In essence, this Parasha gives you the Blessing of having your eyes opened to the facts of life, and urges you to not spurn the moment. Once one grasps where the eyes are led, nothing will remain the same, and for that Hashem says it is here [proverbially] every year, we receive revelation of what is incumbent upon the House of Israel. The story may be more complex than we know, yet it remains steadfastly clear, that the Ger is the star of the show in context clarification that paves the path to Redemption and the Goodness of Hashem to be enjoyed by all of Mankind. The truth may hurt and even be nearly impossible to absorb, and yet go on with normal life. For that, one message resonated with me loud and clear during my moments of clarity in reading the Parasha; we are to understand that God is awesome as a purpose of Life [28:58], and that message has its roots in Eikev [10:17-21]. There it states [what this Parasha is saying beyond words], “For Hashem, your God - He is the God of the powers and the Lord of the lords, the Great, Mighty, and Awesome God, who does not show favor and Who does not accept a bribe. He carries out the judgment of orphan and widow, and Loves the Ger to give him bread and garment. You shall love the Ger for you were Gerim in the Land of Egypt.”

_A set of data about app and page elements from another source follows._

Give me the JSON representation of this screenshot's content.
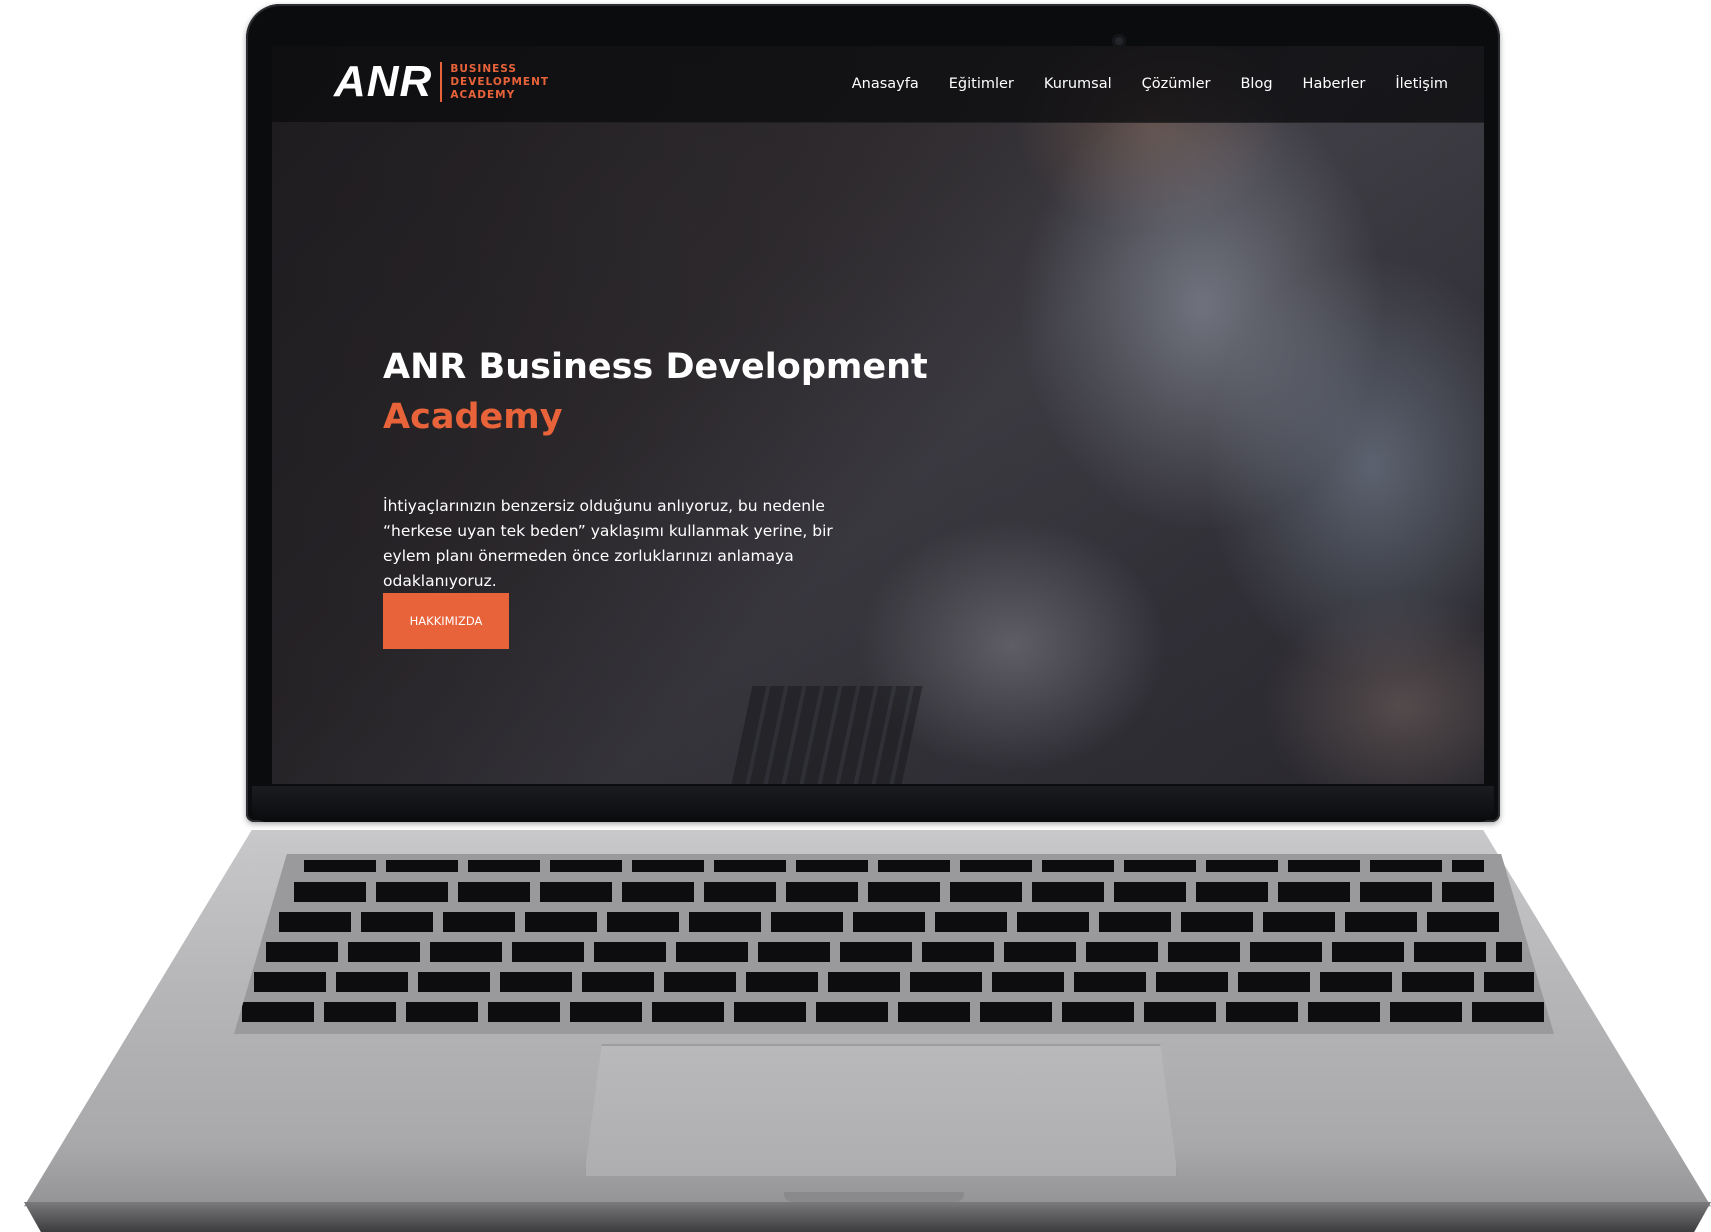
{
  "brand": {
    "logo_mark": "ANR",
    "logo_line1": "BUSINESS",
    "logo_line2": "DEVELOPMENT",
    "logo_line3": "ACADEMY",
    "accent_color": "#e8633a"
  },
  "nav": {
    "items": [
      {
        "label": "Anasayfa"
      },
      {
        "label": "Eğitimler"
      },
      {
        "label": "Kurumsal"
      },
      {
        "label": "Çözümler"
      },
      {
        "label": "Blog"
      },
      {
        "label": "Haberler"
      },
      {
        "label": "İletişim"
      }
    ]
  },
  "hero": {
    "title_line1": "ANR Business Development",
    "title_line2": "Academy",
    "description": "İhtiyaçlarınızın benzersiz olduğunu anlıyoruz, bu nedenle “herkese uyan tek beden” yaklaşımı kullanmak yerine, bir eylem planı önermeden önce zorluklarınızı anlamaya odaklanıyoruz.",
    "button_label": "HAKKIMIZDA"
  }
}
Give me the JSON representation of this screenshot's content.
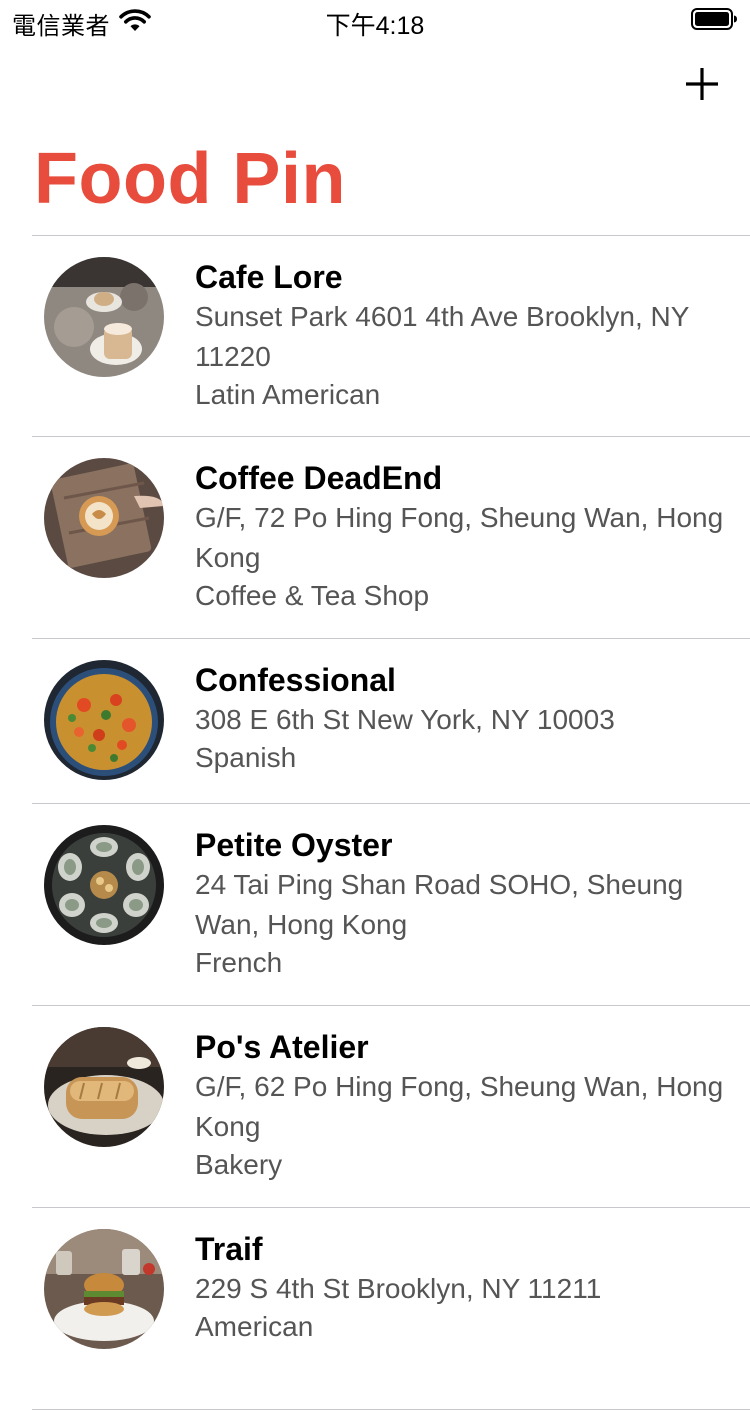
{
  "status_bar": {
    "carrier": "電信業者",
    "time": "下午4:18",
    "wifi_icon": "wifi-icon",
    "battery_icon": "battery-full-icon"
  },
  "nav": {
    "title": "Food Pin",
    "title_color": "#e74c3c",
    "add_icon": "plus-icon"
  },
  "restaurants": [
    {
      "name": "Cafe Lore",
      "location": "Sunset Park 4601 4th Ave Brooklyn, NY 11220",
      "type": "Latin American"
    },
    {
      "name": "Coffee DeadEnd",
      "location": "G/F, 72 Po Hing Fong, Sheung Wan, Hong Kong",
      "type": "Coffee & Tea Shop"
    },
    {
      "name": "Confessional",
      "location": "308 E 6th St New York, NY 10003",
      "type": "Spanish"
    },
    {
      "name": "Petite Oyster",
      "location": "24 Tai Ping Shan Road SOHO, Sheung Wan, Hong Kong",
      "type": "French"
    },
    {
      "name": "Po's Atelier",
      "location": "G/F, 62 Po Hing Fong, Sheung Wan, Hong Kong",
      "type": "Bakery"
    },
    {
      "name": "Traif",
      "location": "229 S 4th St Brooklyn, NY 11211",
      "type": "American"
    }
  ]
}
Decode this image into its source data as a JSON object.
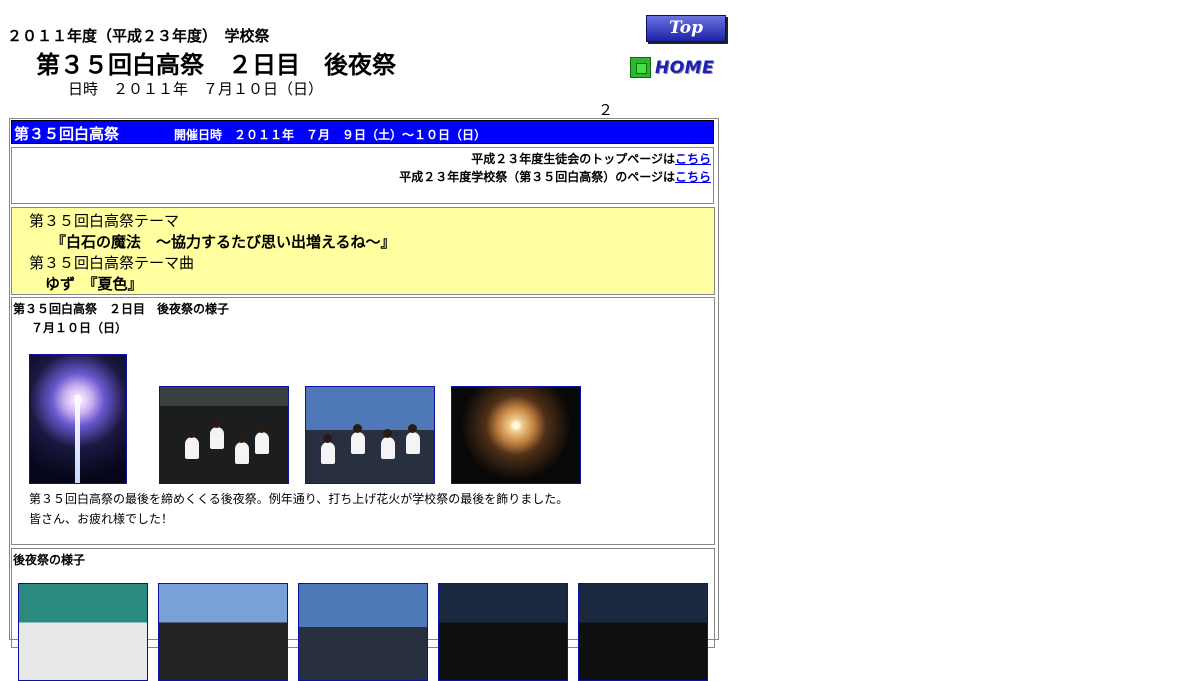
{
  "header": {
    "year_line": "２０１１年度（平成２３年度）　学校祭",
    "title": "第３５回白高祭　２日目　後夜祭",
    "date_line": "日時　２０１１年　７月１０日（日）",
    "page_number": "２"
  },
  "nav": {
    "top_label": "Top",
    "home_label": "HOME"
  },
  "festival_bar": {
    "name": "第３５回白高祭",
    "dates": "開催日時　２０１１年　７月　９日（土）～１０日（日）"
  },
  "links": [
    {
      "prefix": "平成２３年度生徒会のトップページは",
      "link": "こちら"
    },
    {
      "prefix": "平成２３年度学校祭（第３５回白高祭）のページは",
      "link": "こちら"
    }
  ],
  "theme": {
    "theme_label": "第３５回白高祭テーマ",
    "theme_value": "『白石の魔法　～協力するたび思い出増えるね～』",
    "song_label": "第３５回白高祭テーマ曲",
    "song_value": "ゆず　『夏色』"
  },
  "event": {
    "heading": "第３５回白高祭　２日目　後夜祭の様子",
    "date": "７月１０日（日）",
    "caption_1": "第３５回白高祭の最後を締めくくる後夜祭。例年通り、打ち上げ花火が学校祭の最後を飾りました。",
    "caption_2": "皆さん、お疲れ様でした！"
  },
  "after": {
    "heading": "後夜祭の様子"
  }
}
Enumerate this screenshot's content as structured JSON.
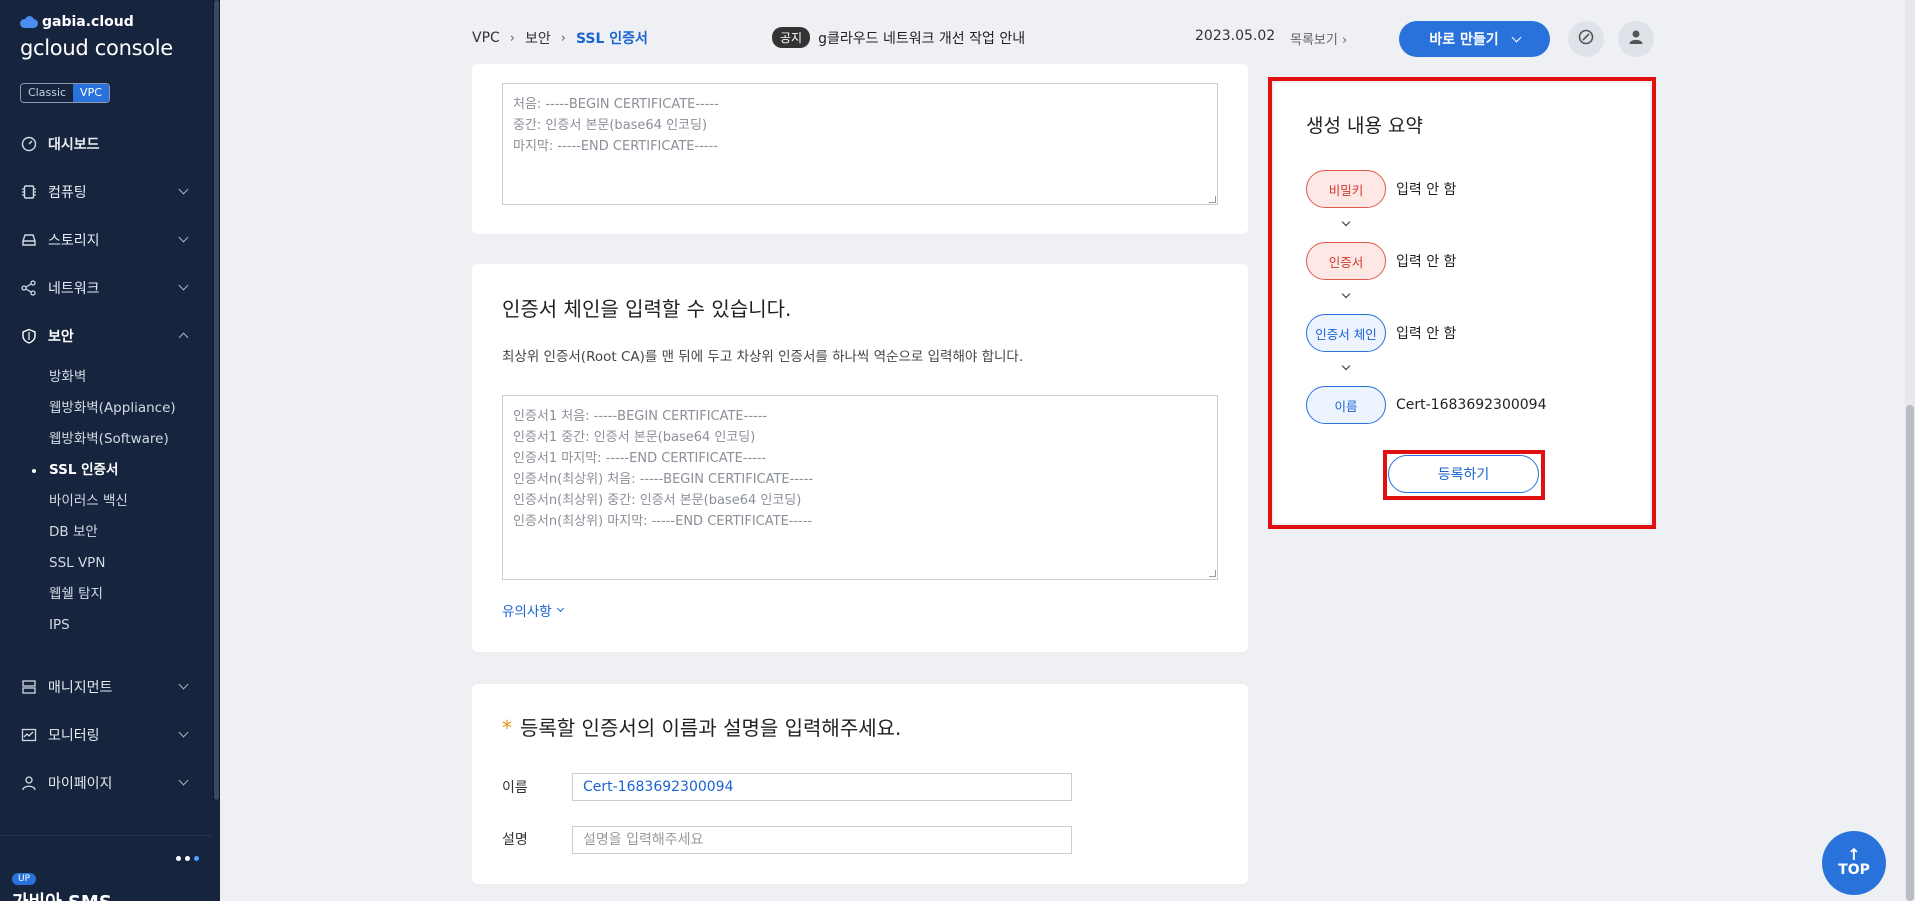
{
  "sidebar": {
    "brand_small": "gabia.cloud",
    "brand_main": "gcloud console",
    "mode": {
      "classic": "Classic",
      "vpc": "VPC"
    },
    "items": [
      {
        "label": "대시보드",
        "icon": "dashboard-icon"
      },
      {
        "label": "컴퓨팅",
        "icon": "chip-icon"
      },
      {
        "label": "스토리지",
        "icon": "storage-icon"
      },
      {
        "label": "네트워크",
        "icon": "network-icon"
      },
      {
        "label": "보안",
        "icon": "shield-icon"
      },
      {
        "label": "매니지먼트",
        "icon": "server-icon"
      },
      {
        "label": "모니터링",
        "icon": "monitor-icon"
      },
      {
        "label": "마이페이지",
        "icon": "user-icon"
      }
    ],
    "security_sub": [
      "방화벽",
      "웹방화벽(Appliance)",
      "웹방화벽(Software)",
      "SSL 인증서",
      "바이러스 백신",
      "DB 보안",
      "SSL VPN",
      "웹쉘 탐지",
      "IPS"
    ],
    "up_badge": "UP",
    "sms_brand": "가비아 SMS"
  },
  "header": {
    "breadcrumb": [
      "VPC",
      "보안",
      "SSL 인증서"
    ],
    "notice_badge": "공지",
    "notice_text": "g클라우드 네트워크 개선 작업 안내",
    "notice_date": "2023.05.02",
    "notice_more": "목록보기",
    "create_label": "바로 만들기"
  },
  "cert_card": {
    "placeholder": "처음: -----BEGIN CERTIFICATE-----\n중간: 인증서 본문(base64 인코딩)\n마지막: -----END CERTIFICATE-----"
  },
  "chain_card": {
    "title": "인증서 체인을 입력할 수 있습니다.",
    "desc": "최상위 인증서(Root CA)를 맨 뒤에 두고 차상위 인증서를 하나씩 역순으로 입력해야 합니다.",
    "placeholder": "인증서1 처음: -----BEGIN CERTIFICATE-----\n인증서1 중간: 인증서 본문(base64 인코딩)\n인증서1 마지막: -----END CERTIFICATE-----\n인증서n(최상위) 처음: -----BEGIN CERTIFICATE-----\n인증서n(최상위) 중간: 인증서 본문(base64 인코딩)\n인증서n(최상위) 마지막: -----END CERTIFICATE-----",
    "caution": "유의사항"
  },
  "name_card": {
    "star": "*",
    "title": "등록할 인증서의 이름과 설명을 입력해주세요.",
    "name_label": "이름",
    "name_value": "Cert-1683692300094",
    "desc_label": "설명",
    "desc_placeholder": "설명을 입력해주세요"
  },
  "summary": {
    "title": "생성 내용 요약",
    "steps": [
      {
        "label": "비밀키",
        "value": "입력 안 함",
        "state": "pending"
      },
      {
        "label": "인증서",
        "value": "입력 안 함",
        "state": "pending"
      },
      {
        "label": "인증서 체인",
        "value": "입력 안 함",
        "state": "done"
      },
      {
        "label": "이름",
        "value": "Cert-1683692300094",
        "state": "done"
      }
    ],
    "submit_label": "등록하기"
  },
  "top_button": "TOP",
  "colors": {
    "accent": "#2a72db",
    "sidebar": "#16243d",
    "highlight": "#e01010",
    "pending": "#d23a2d"
  }
}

Point blank, I think that is all we need to know, and now do…to which our Parasha closes with, “you shall observe the words of this Brit, and you shall perform them, so that you will succeed in all that you do.” And as the premise goes, our eyes are opened to see things with crystal clarity – that it was always about Loving Gerim, nor did it ever change. The task at hand is to remain with our eyes wide open and remember what it is that we truly see every day, in a fabric that is called life. Should it ever be a question, Hashem says, “Remember the Brit in the entire House of Israel found within Ki Savo.”
Audio Shiur on Parasha Motzie Shabbos [Tzfat Time] 11 P.M.